“Regardless of whether I could win, I enjoyed running. It was hard work, but I enjoyed it. More important than winning is the process — to be part of the process. That’s what matters. I think I would have done well as a congressman, but the important things are the processes and the institutions. Those have to be kept going.”
Suddenly, Horváth has a memory — another memory: “Actually, I was recruited to run in Washington State, many years before Indiana. It was in the 1960s. I was teaching at Whitman College in Walla Walla, and the local Republicans wanted me to run. But I wasn’t interested in that sort of thing at that time. I was still absorbed in exile politics — even though the Soviet Union had cemented its hold over Hungary.”
Back to Indiana: “When I lost in 1992, George Bush said it was his fault. He has always said it. ‘I was at the top of the ticket, János, and I ran poorly, and I cost you the election.’ That wasn’t true, of course, but that’s what he has always said. He was in Hungary some years ago, and still remembered!”
I ask Horváth how he came to know Bush. “Mainly because of his foreign-policy involvement. He had been director of the CIA and so on. And when he was vice president, he asked me to have dinner in his residence at the Naval Observatory.”
There was a Hungarian refugee who made it to Congress: Tom Lantos, the California Democrat (who served in the House from 1981 until his death in 2008). In addition to being a refugee, he was a Holocaust survivor. And he was a consistent champion of human rights around the world.
Says Horváth, “He would always tell me, ‘Wouldn’t it be nice if we could serve in Congress together?’”

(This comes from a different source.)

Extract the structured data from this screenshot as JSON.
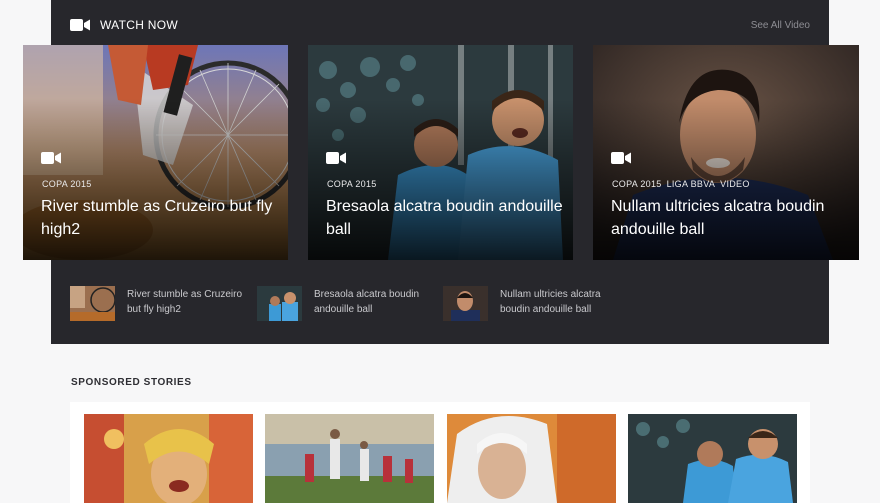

We then go back to the beginning — to Horváth’s childhood, between the wars. I will resume this report in tomorrow’s edition. Thanks for joining me (and us).